Don Roberts, Cardiff

"And they lodged round about the house of God, because the charge was upon them", 1 Chron. 9. 27.

It was a strong point at one time that the local assembly, was to be a local witness in every sense of the word. Thus in Mark 5. 19, the commission to the man of Gadara was, "Go home to thy friends, and tell them how great things the Lord hath done for thee, and hath had compassion on thee", and in Acts 2. 46-47, the believers "breaking bread from house to house, did eat their meat with gladness and single­ness of heart, praising God, and having favour with all the people".

Thus we have the requisite for the local witness; but many things are changing in some of the big cities of our country. The residential areas, the council estates, are being pushed further and further away from the centres of the cities, and the older halls that have been established for about 100 years are suffering badly, with the numbers of those attending often dwindling. Many still loyally support their own meetings (although they live out of town) by the use of their cars, but the witness becomes less and less local.

All agree that such meetings must remain open, and yet it is often true that brethren and sisters that support such meetings are often passing the halls of several other meetings which are also in great need. Thus we still have the problem of the local witness and the questions of being in the right meeting, being where we are needed most, and being where we can exercise the gifts that God has given.

This leads to another important question, how large should an as­sembly be ? Can it be too large, so that many are unable to develop and to exercise their gifts? One thing is certain, it can be too small; and such small assemblies are often repeating the Macedonian call of Acts 16. 9, "Come over into Macedonia, and help us".

To understand the problems of a local witness, it would be a good exercise to purchase a street map of one's city and first of all mark on it every centre of assembly witness. Then draw a circle around each site, using the site as centre, at a radius of three eighths of a mile according to the scale. Such an area surrounding a local witness is approximately half a square mile, and in a densely populated area, such as the older part of a city, this represents approximately 8,000 homes, quite an area to cover by door-to-door visitation! Having finished this exer­cise, make a note of the areas that are liable to be missed and therefore not covered by this local witness.

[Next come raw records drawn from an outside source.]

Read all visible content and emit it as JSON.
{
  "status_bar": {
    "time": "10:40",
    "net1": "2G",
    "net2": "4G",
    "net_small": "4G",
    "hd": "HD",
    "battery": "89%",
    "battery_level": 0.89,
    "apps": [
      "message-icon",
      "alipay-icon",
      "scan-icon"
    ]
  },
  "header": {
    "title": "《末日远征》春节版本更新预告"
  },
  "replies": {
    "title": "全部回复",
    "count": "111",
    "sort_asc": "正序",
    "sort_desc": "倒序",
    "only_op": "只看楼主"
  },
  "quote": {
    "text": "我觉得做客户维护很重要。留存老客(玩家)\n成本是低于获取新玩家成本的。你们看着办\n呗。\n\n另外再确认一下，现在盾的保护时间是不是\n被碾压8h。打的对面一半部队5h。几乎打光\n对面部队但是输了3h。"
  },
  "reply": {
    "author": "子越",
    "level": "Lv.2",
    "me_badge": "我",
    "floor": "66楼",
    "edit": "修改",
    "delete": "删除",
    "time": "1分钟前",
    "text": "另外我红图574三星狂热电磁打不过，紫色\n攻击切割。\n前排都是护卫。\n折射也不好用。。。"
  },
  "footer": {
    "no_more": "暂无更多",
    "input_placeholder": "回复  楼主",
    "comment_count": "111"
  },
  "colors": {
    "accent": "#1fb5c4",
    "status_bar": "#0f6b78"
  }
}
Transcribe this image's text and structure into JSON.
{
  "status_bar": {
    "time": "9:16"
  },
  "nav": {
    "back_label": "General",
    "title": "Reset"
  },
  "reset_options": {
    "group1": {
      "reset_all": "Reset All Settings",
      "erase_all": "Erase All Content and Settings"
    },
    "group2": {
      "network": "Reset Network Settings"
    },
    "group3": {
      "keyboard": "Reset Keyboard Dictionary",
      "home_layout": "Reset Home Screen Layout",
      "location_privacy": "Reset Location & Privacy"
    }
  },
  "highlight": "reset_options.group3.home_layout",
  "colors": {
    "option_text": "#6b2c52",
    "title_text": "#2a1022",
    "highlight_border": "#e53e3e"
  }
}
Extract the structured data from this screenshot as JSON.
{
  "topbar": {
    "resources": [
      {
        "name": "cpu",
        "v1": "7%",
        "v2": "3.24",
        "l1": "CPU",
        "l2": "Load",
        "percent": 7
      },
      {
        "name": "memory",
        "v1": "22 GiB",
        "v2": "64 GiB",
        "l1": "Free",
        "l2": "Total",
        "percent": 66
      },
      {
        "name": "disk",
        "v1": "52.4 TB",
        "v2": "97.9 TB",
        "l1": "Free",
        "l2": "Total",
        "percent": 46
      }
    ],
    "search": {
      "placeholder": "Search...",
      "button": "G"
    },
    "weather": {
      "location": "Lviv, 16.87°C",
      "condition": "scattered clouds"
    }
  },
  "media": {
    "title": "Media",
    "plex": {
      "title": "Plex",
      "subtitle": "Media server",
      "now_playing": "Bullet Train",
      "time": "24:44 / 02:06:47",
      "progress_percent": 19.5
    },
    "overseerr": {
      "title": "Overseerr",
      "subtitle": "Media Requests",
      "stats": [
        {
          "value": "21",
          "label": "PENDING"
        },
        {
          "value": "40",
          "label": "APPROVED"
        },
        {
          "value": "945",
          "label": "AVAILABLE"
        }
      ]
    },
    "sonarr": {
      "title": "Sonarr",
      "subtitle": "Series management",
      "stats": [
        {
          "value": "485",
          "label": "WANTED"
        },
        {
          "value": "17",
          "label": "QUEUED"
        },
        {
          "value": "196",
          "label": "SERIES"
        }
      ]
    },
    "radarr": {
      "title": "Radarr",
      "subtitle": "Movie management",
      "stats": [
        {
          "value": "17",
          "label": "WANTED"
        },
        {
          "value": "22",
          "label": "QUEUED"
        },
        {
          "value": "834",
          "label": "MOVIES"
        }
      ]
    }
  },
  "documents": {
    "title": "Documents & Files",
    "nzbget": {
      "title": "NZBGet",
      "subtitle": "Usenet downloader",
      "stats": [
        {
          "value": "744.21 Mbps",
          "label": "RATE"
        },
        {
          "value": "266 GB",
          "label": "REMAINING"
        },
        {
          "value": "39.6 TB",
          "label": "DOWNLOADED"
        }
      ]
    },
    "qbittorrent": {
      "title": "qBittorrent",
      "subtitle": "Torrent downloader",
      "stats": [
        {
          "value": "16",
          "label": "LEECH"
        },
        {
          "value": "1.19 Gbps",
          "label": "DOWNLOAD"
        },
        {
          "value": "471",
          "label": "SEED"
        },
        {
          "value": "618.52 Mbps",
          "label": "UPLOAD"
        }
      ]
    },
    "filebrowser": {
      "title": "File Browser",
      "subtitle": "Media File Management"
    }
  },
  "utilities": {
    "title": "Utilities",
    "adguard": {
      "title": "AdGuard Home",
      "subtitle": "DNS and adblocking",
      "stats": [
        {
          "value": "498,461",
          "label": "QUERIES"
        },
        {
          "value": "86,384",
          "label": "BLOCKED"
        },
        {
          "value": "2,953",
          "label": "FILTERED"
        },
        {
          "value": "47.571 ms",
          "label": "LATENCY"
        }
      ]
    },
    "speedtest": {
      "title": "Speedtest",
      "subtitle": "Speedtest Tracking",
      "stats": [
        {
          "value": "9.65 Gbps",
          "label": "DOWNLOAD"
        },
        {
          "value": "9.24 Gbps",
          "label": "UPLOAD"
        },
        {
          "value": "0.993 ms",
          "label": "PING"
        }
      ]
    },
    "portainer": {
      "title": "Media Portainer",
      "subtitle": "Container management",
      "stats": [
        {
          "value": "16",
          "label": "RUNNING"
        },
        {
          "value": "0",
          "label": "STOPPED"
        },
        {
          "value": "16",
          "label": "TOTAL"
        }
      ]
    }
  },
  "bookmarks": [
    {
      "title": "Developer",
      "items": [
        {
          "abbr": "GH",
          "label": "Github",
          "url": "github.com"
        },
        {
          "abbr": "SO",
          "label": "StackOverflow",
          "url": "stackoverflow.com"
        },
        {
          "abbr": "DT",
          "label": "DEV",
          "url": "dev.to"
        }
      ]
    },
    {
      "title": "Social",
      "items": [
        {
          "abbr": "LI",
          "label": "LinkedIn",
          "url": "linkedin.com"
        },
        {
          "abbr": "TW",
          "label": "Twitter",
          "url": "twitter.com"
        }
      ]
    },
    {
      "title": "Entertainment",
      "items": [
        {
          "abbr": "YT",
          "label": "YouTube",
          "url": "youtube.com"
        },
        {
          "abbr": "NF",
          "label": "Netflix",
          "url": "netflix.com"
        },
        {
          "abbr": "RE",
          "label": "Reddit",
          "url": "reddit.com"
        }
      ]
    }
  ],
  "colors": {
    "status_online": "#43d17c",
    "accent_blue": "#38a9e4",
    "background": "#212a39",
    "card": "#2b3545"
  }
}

There is more than ever a great need for the revival of the pioneering spirit that once we knew many years ago. The map will probably show that the witness-areas overlap in the older parts of some cities, but that there are gaps in the newer parts of most cities. It is true that newer estates are more spread out, and this in itself, imposing a bigger load on such assembly wit­ness, calls for a greater exercise of heart and greater responsibility.

In the great miracle of the feeding of the five thousand, the bread had to be divided before it could be multiplied, before it could satisfy the hunger of the people, before it could add to their joy and satisfaction.

Those that are taken from a par­ticular assembly by the leading of the Spirit to start a new work, always find that God adds and multiplies.

How local is the local assembly? Am I the right person in the right place, doing the right work?